But let me back up a bit here. Growing up, I was never much of a girly-girl. I have two very much older brothers who I idolized. I played street hockey, I surfed, I spent hours in the backyard playing wilderness games, excavating under stones and "hunting" things. I wore my brothers' clothes whenever possible. I failed at "girly" activities, not interested in the pink satin trappings of ballet, cheerleading, make-up application (though I loved "fashion plates" - remember those? well, it fell under "art"). Puberty snuck up on me around 6th grade and caused much confusion for the next several years. I had always felt more comfortable around guys, but now I was being rejected and harshly teased by them as well as the rest of the girls. I felt stuck between the two sides, and it was fairly traumatic for me, until I moved at 15 to South Carolina, and entered a whole new school system. The social dynamic was much different, and I could easily be the artsy/tough girl without catching any flack. And pretty much proceeded along that path indefinitely throughout college and so forth. And I found bellydancing - and my personality merged with that. Which makes a lot of sense when you look at a lot of my earlier Gothic Bellydance pieces, full of elements of "dangerous/femme fatale" mixed with "hard-edge", alternating between in that spectrum. I had a hard time reconciling "soft" vs. "hard", feminine versus masculine, especially wondering about audience reception. Now? Now I don't care which way my dance swings, because I think I've merged the elements now more successfully, or found a different way to say them.
So I've been thinking about what makes who I am now as a dancer different than who I was then, because I think that has a lot to do with the changes in the imagery and idea development. It again made me think about this article I wrote about 5-6 years ago and wondering if I would have a different opinion about "a dancer has nothing to dance about until she's over 30". And well, not really. I may have something different to say now, but it doesn't invalidate what I had to say then.

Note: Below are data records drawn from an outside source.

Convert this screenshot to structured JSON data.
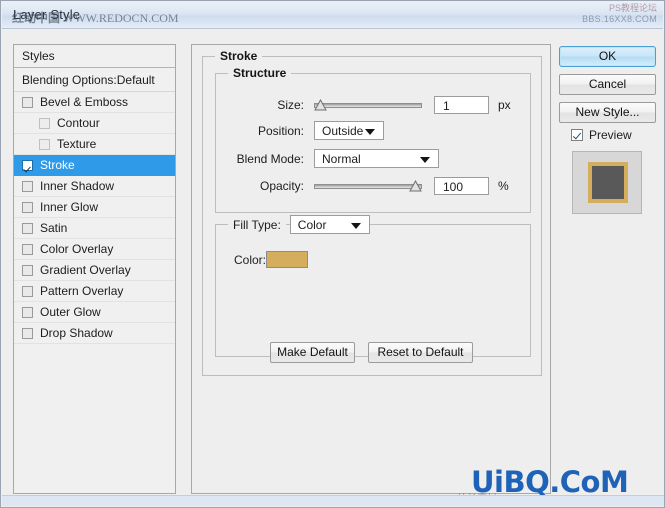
{
  "window": {
    "title": "Layer Style",
    "watermark_title_cn": "红动中国",
    "watermark_title_url": "WWW.REDOCN.COM",
    "watermark_topright_1": "PS教程论坛",
    "watermark_topright_2": "BBS.16XX8.COM",
    "watermark_bottom": "UiBQ.CoM",
    "watermark_bottom_sub": "站长素材 www.sccnn.com"
  },
  "styles_panel": {
    "header": "Styles",
    "blending_options": "Blending Options:Default",
    "effects": [
      {
        "label": "Bevel & Emboss",
        "checked": false,
        "indent": false,
        "selected": false
      },
      {
        "label": "Contour",
        "checked": false,
        "indent": true,
        "selected": false
      },
      {
        "label": "Texture",
        "checked": false,
        "indent": true,
        "selected": false
      },
      {
        "label": "Stroke",
        "checked": true,
        "indent": false,
        "selected": true
      },
      {
        "label": "Inner Shadow",
        "checked": false,
        "indent": false,
        "selected": false
      },
      {
        "label": "Inner Glow",
        "checked": false,
        "indent": false,
        "selected": false
      },
      {
        "label": "Satin",
        "checked": false,
        "indent": false,
        "selected": false
      },
      {
        "label": "Color Overlay",
        "checked": false,
        "indent": false,
        "selected": false
      },
      {
        "label": "Gradient Overlay",
        "checked": false,
        "indent": false,
        "selected": false
      },
      {
        "label": "Pattern Overlay",
        "checked": false,
        "indent": false,
        "selected": false
      },
      {
        "label": "Outer Glow",
        "checked": false,
        "indent": false,
        "selected": false
      },
      {
        "label": "Drop Shadow",
        "checked": false,
        "indent": false,
        "selected": false
      }
    ]
  },
  "stroke": {
    "group_label": "Stroke",
    "structure": {
      "group_label": "Structure",
      "size_label": "Size:",
      "size_value": "1",
      "size_unit": "px",
      "size_slider_percent": 0,
      "position_label": "Position:",
      "position_value": "Outside",
      "blend_mode_label": "Blend Mode:",
      "blend_mode_value": "Normal",
      "opacity_label": "Opacity:",
      "opacity_value": "100",
      "opacity_unit": "%",
      "opacity_slider_percent": 100
    },
    "fill": {
      "fill_type_label": "Fill Type:",
      "fill_type_value": "Color",
      "color_label": "Color:",
      "color_value": "#d4ae5c"
    },
    "make_default": "Make Default",
    "reset_to_default": "Reset to Default"
  },
  "buttons": {
    "ok": "OK",
    "cancel": "Cancel",
    "new_style": "New Style...",
    "preview_label": "Preview",
    "preview_checked": true
  },
  "preview_thumb": {
    "fill_color": "#595959",
    "stroke_color": "#d4ae5c"
  },
  "colors": {
    "selection_blue": "#2f9ae8",
    "titlebar_blue": "#dbe5f2",
    "panel_bg": "#eeeeee",
    "accent_link": "#1f63b8"
  }
}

One of the things I would say is that I'm much more comfortable being ME now than I was then, as weird as that sounds. That perhaps I know who I am more. The girl in the old photos is pretty, touch of edgy, proud but not grounded. The woman in the photographs now seems far more confident, in command, and sexy. She knows things. And yes, I said the s-word. Sexy.
Which brings us to the conundrum of sex appeal and bellydance. Dancers are constantly fighting the stereotypes that we're not strippers, that what we do is a valid art form and socially proper form of entertainment. We're endlessly debating sexual vs sensual. That we're not doing this for the arousal of the opposite sex, etc, etc.

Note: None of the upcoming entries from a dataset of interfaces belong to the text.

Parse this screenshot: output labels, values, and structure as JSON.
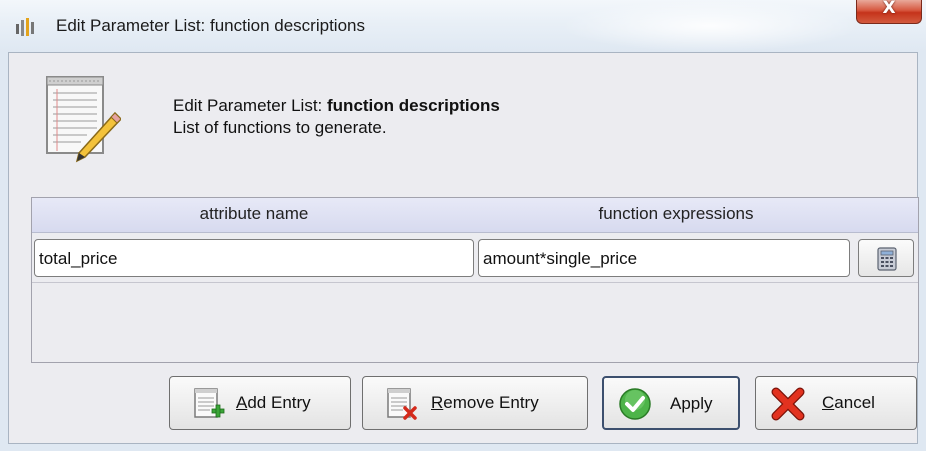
{
  "window": {
    "title": "Edit Parameter List: function descriptions",
    "close_label": "X"
  },
  "header": {
    "prefix": "Edit Parameter List: ",
    "name": "function descriptions",
    "description": "List of functions to generate."
  },
  "table": {
    "columns": [
      "attribute name",
      "function expressions"
    ],
    "rows": [
      {
        "attribute": "total_price",
        "expression": "amount*single_price"
      }
    ]
  },
  "buttons": {
    "add": {
      "mnemonic": "A",
      "rest": "dd Entry"
    },
    "remove": {
      "mnemonic": "R",
      "rest": "emove Entry"
    },
    "apply": {
      "label": "Apply"
    },
    "cancel": {
      "mnemonic": "C",
      "rest": "ancel"
    }
  },
  "icons": {
    "app": "rapidminer-app-icon",
    "header": "notepad-pencil-icon",
    "calculator": "calculator-icon",
    "add": "add-entry-icon",
    "remove": "remove-entry-icon",
    "apply": "green-check-icon",
    "cancel": "red-x-icon"
  },
  "colors": {
    "close": "#c5331b",
    "header_row": "#d7daef",
    "apply_check": "#3fa33a",
    "cancel_x": "#d42a1b"
  }
}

And in looking at these photos, along with all the other photos I deal with from other dancers for the events and websites I put together, and the commentary on photos post on facebook, I realized something. It IS about sex appeal. The funny thing is, it's really not about the dancer in the image trying to appeal to the opposite sex, as so much it is about transferring sex appeal to the consumer - which for workshops and classes, the consumer is the potential student. The student wants to have that same sex appeal themselves - for whatever reason, and if they perceive it in the teacher, then they feel they too can get in on the action. That's the root of it, plain and simple.

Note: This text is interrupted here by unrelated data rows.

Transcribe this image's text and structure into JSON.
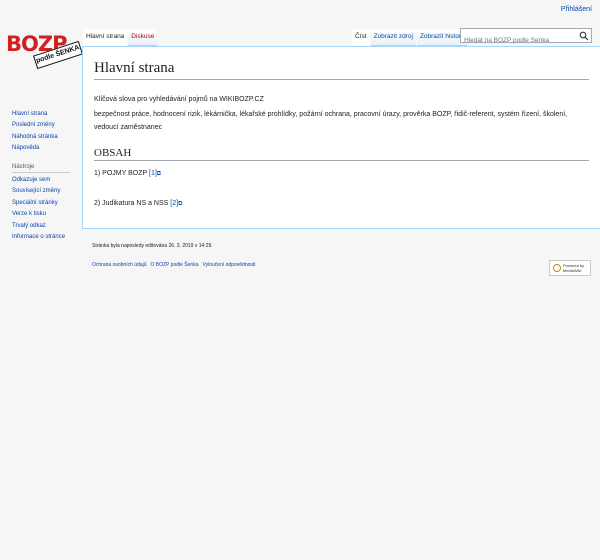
{
  "personal": {
    "login": "Přihlášení"
  },
  "logo": {
    "text": "BOZP",
    "stamp": "podle ŠENKA"
  },
  "tabs": {
    "left": [
      {
        "label": "Hlavní strana",
        "state": "selected"
      },
      {
        "label": "Diskuse",
        "state": "new"
      }
    ],
    "right": [
      {
        "label": "Číst",
        "state": "selected"
      },
      {
        "label": "Zobrazit zdroj",
        "state": ""
      },
      {
        "label": "Zobrazit historii",
        "state": ""
      }
    ]
  },
  "search": {
    "placeholder": "Hledat na BOZP podle Šenka",
    "icon": "search-icon"
  },
  "page": {
    "title": "Hlavní strana",
    "intro": "Klíčová slova pro vyhledávání pojmů na WIKIBOZP.CZ",
    "keywords": "bezpečnost práce, hodnocení rizik, lékárnička, lékařské prohlídky, požární ochrana, pracovní úrazy, prověrka BOZP, řidič-referent, systém řízení, školení, vedoucí zaměstnanec",
    "section_heading": "OBSAH",
    "item1_text": "1) POJMY BOZP",
    "item1_ref": "[1]",
    "item2_text": "2) Judikatura NS a NSS",
    "item2_ref": "[2]"
  },
  "sidebar": {
    "nav": [
      "Hlavní strana",
      "Poslední změny",
      "Náhodná stránka",
      "Nápověda"
    ],
    "tools_heading": "Nástroje",
    "tools": [
      "Odkazuje sem",
      "Související změny",
      "Speciální stránky",
      "Verze k tisku",
      "Trvalý odkaz",
      "Informace o stránce"
    ]
  },
  "footer": {
    "last_modified": "Stránka byla naposledy editována 26. 3. 2019 v 14:29.",
    "links": [
      "Ochrana osobních údajů",
      "O BOZP podle Šenka",
      "Vyloučení odpovědnosti"
    ],
    "powered": "Powered by",
    "mediawiki": "MediaWiki"
  }
}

And while some of you are probably going "duh" - well, you have to understand that I don't really think that way. I'm a geek, and a dork, and like being silly. I don't care about "looking cool", b/c I'm just going to be me no matter what, for what it's worth. So instead of going "whoa, that is a hot photograph of X", I'm wondering if she's wearing underwear, how much shaving did that involve, and surely she wouldn't perform in THAT "costume", because if she moved her legs, we'd see it all. And wow, that can't be comfortable.
Which means, I either think too much (which we have already established), but also, there's different levels of sexy. To me, sexy isn't about how much I'm exposing of my body - especially since I believe the fashion truth that it's a matter of ratio versus what you show versus what you don't show (like ankles being sexy and taboo for Victorians, that Flappers were sexy for showing legs and arms, but they look wholesome next to the pop stars of today who bare pretty much all of their assets). It's not about the clothing or lack there of, it's about the attitude, and how you wear that attitude that makes the sex appeal. That it's not a request for attention, but a declaration of self. That's what really makes it sexy.
Which makes me love all of my students that much more, because I think that means they're in it for themselves too. How awesome is that?